The Department of Health and Social Care (DHSC) has today launched a consumer campaign that is designed to ensure that members of the public are aware of the risks associated with cosmetic procedures.
The campaign includes print and digital content featured in consumer publications Heat, Closer and Grazia and aims to signpost people to advice and guidance on the NHS website when they are considering a cosmetic procedure.
According to the Department of Health, the advice and information for patients is applicable for all types of procedures, however the advice specifically focuses on botulinum toxins, dermal fillers, breast augmentation, liposuction and laser and light treatments.
The advice published on the NHS website sets out the questions that people should ask before undergoing any procedure and provides tips on what to consider. It includes factors such as speaking to a professional about what to expect, choosing a reputable, safe and qualified practitioner and advice on avoiding hasty decisions or feeling pressured.
A statement published by the DHSC acknowledged that the government is also working with stakeholders, such as independent accreditation body Save Face and the Joint Council for Cosmetic Practitioners (JCCP), and is exploring options to strengthen the regulation of cosmetic procedures to improve standards.
Ashton Collins, director of Save Face commented, “Save Face are delighted to participate in this campaign to help those seeking cosmetic treatments to make better informed choices.
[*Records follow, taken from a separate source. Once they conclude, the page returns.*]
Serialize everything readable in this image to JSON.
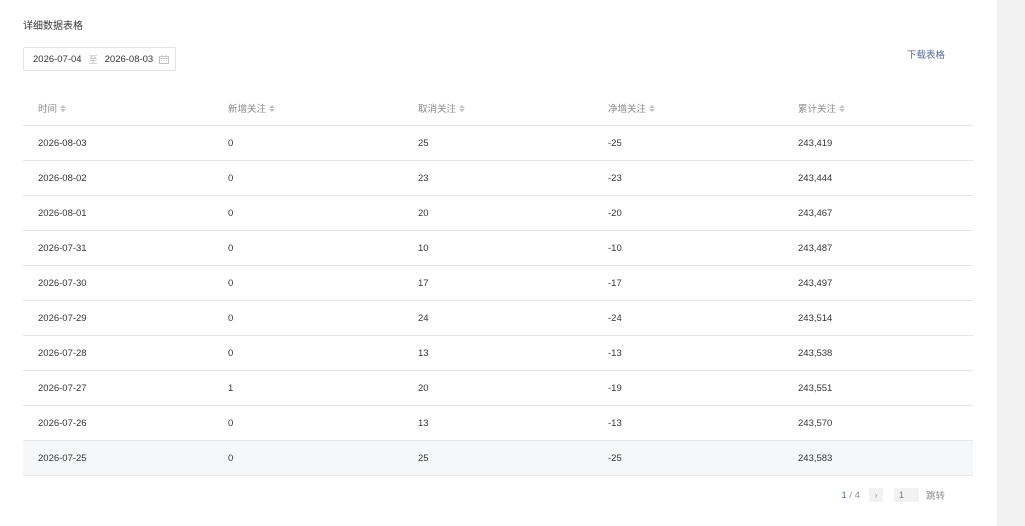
{
  "section_title": "详细数据表格",
  "date_range": {
    "start": "2026-07-04",
    "separator": "至",
    "end": "2026-08-03",
    "icon": "calendar-icon"
  },
  "download_label": "下载表格",
  "table": {
    "columns": [
      "时间",
      "新增关注",
      "取消关注",
      "净增关注",
      "累计关注"
    ],
    "rows": [
      [
        "2026-08-03",
        "0",
        "25",
        "-25",
        "243,419"
      ],
      [
        "2026-08-02",
        "0",
        "23",
        "-23",
        "243,444"
      ],
      [
        "2026-08-01",
        "0",
        "20",
        "-20",
        "243,467"
      ],
      [
        "2026-07-31",
        "0",
        "10",
        "-10",
        "243,487"
      ],
      [
        "2026-07-30",
        "0",
        "17",
        "-17",
        "243,497"
      ],
      [
        "2026-07-29",
        "0",
        "24",
        "-24",
        "243,514"
      ],
      [
        "2026-07-28",
        "0",
        "13",
        "-13",
        "243,538"
      ],
      [
        "2026-07-27",
        "1",
        "20",
        "-19",
        "243,551"
      ],
      [
        "2026-07-26",
        "0",
        "13",
        "-13",
        "243,570"
      ],
      [
        "2026-07-25",
        "0",
        "25",
        "-25",
        "243,583"
      ]
    ],
    "highlighted_row_index": 9
  },
  "pagination": {
    "current": "1",
    "separator": " / ",
    "total": "4",
    "next_icon": "chevron-right-icon",
    "jump_placeholder": "1",
    "jump_label": "跳转"
  },
  "colors": {
    "link": "#576b95",
    "border": "#e7e7eb",
    "hover_row": "#f6f7f9"
  }
}
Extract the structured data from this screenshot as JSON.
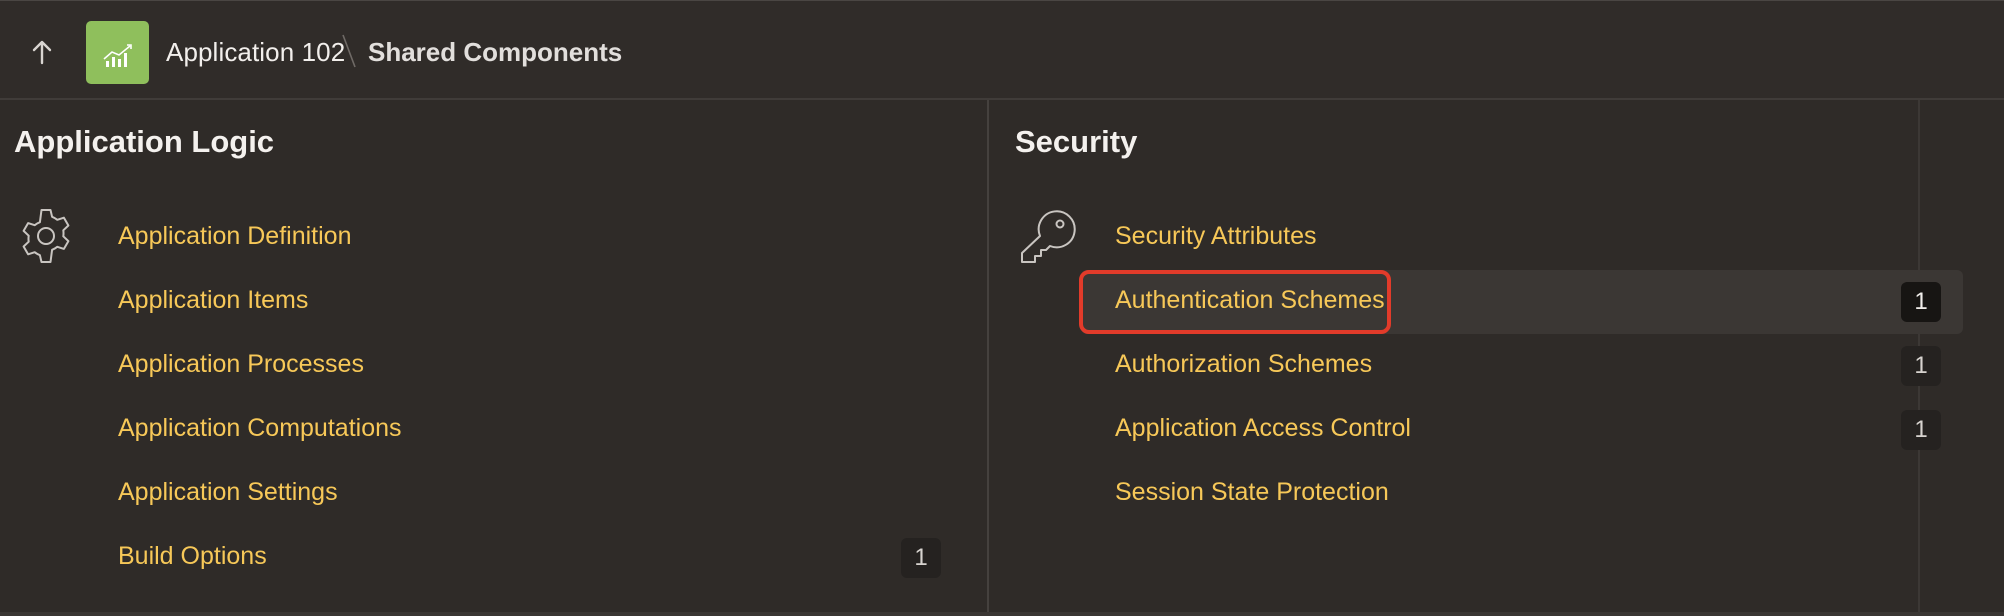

The campaign empowers people to take control and make a safe and informed choice about who they trust with their health and appearance. By supporting the campaign, we can make a real impact and significantly reduce the number of people who suffer unnecessary adverse events, complications and procedures gone wrong.”
Professor David Sines, chair of the JCCP added, “The JCCP is delighted to be supporting the DHSC public awareness campaign and will be working concertedly over the forthcoming months to ensure that safety in cosmetic practice is disseminated and embedded.”